**EXERCISE AIM**: Go through the material and copy each line in which the word "fremtidig" shows up.
·····
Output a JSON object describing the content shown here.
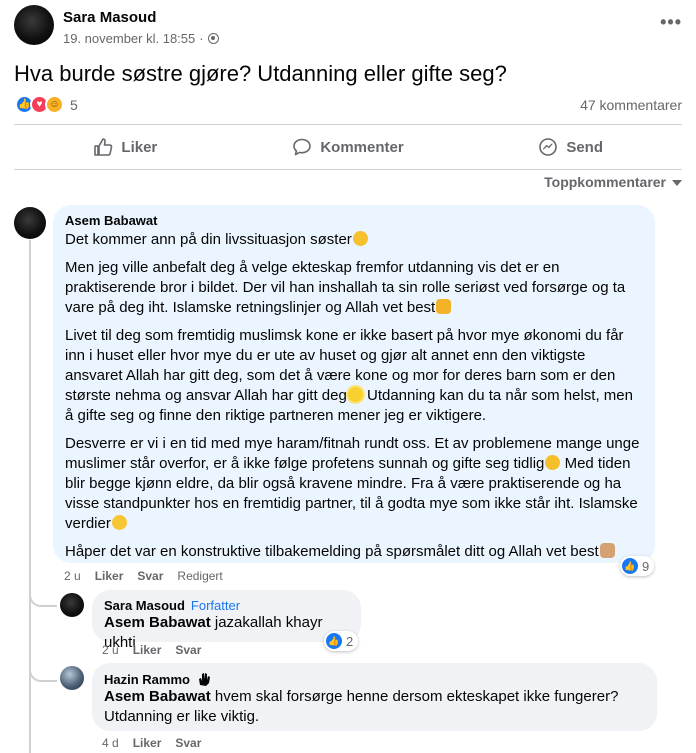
{
  "post": {
    "author": "Sara Masoud",
    "timestamp": "19. november kl. 18:55",
    "text": "Hva burde søstre gjøre? Utdanning eller gifte seg?",
    "reaction_count": "5",
    "comments_count": "47 kommentarer",
    "more_label": "•••"
  },
  "actions": {
    "like": "Liker",
    "comment": "Kommenter",
    "send": "Send"
  },
  "sort_label": "Toppkommentarer",
  "comment": {
    "author": "Asem Babawat",
    "paragraphs": [
      "Det kommer ann på din livssituasjon søster",
      "Men jeg ville anbefalt deg å velge ekteskap fremfor utdanning vis det er en praktiserende bror i bildet. Der vil han inshallah ta sin rolle seriøst ved forsørge og ta vare på deg iht. Islamske retningslinjer og Allah vet best",
      "Livet til deg som fremtidig muslimsk kone er ikke basert på hvor mye økonomi du får inn i huset eller hvor mye du er ute av huset og gjør alt annet enn den viktigste ansvaret Allah har gitt deg, som det å være kone og mor for deres barn som er den største nehma og ansvar Allah har gitt deg",
      " Utdanning kan du ta når som helst, men å gifte seg og finne den riktige partneren mener jeg er viktigere.",
      "Desverre er vi i en tid med mye haram/fitnah rundt oss. Et av problemene mange unge muslimer står overfor, er å ikke følge profetens sunnah og gifte seg tidlig",
      " Med tiden blir begge kjønn eldre, da blir også kravene mindre. Fra å være praktiserende og ha visse standpunkter hos en fremtidig partner, til å godta mye som ikke står iht. Islamske verdier",
      "Håper det var en konstruktive tilbakemelding på spørsmålet ditt og Allah vet best"
    ],
    "time": "2 u",
    "like": "Liker",
    "reply": "Svar",
    "edited": "Redigert",
    "reaction_count": "9"
  },
  "replies": [
    {
      "author": "Sara Masoud",
      "badge": "Forfatter",
      "mention": "Asem Babawat",
      "text": " jazakallah khayr ukhti",
      "time": "2 u",
      "like": "Liker",
      "reply": "Svar",
      "reaction_count": "2"
    },
    {
      "author": "Hazin Rammo",
      "mention": "Asem Babawat",
      "text": " hvem skal forsørge henne dersom ekteskapet ikke fungerer? Utdanning er like viktig.",
      "time": "4 d",
      "like": "Liker",
      "reply": "Svar"
    }
  ],
  "colors": {
    "accent": "#1877f2",
    "secondary_text": "#65676b",
    "bubble": "#f0f2f5",
    "highlighted_bubble": "#ebf5ff"
  },
  "icons": {
    "globe": "globe-icon",
    "like": "thumbs-up-icon",
    "comment": "speech-bubble-icon",
    "send": "messenger-icon"
  }
}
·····
**REPLY**:
      "Livet til deg som fremtidig muslimsk kone er ikke basert på hvor mye økonomi du får inn i huset eller hvor mye du er ute av huset og gjør alt annet enn den viktigste ansvaret Allah har gitt deg, som det å være kone og mor for deres barn som er den største nehma og ansvar Allah har gitt deg",
      " Med tiden blir begge kjønn eldre, da blir også kravene mindre. Fra å være praktiserende og ha visse standpunkter hos en fremtidig partner, til å godta mye som ikke står iht. Islamske verdier",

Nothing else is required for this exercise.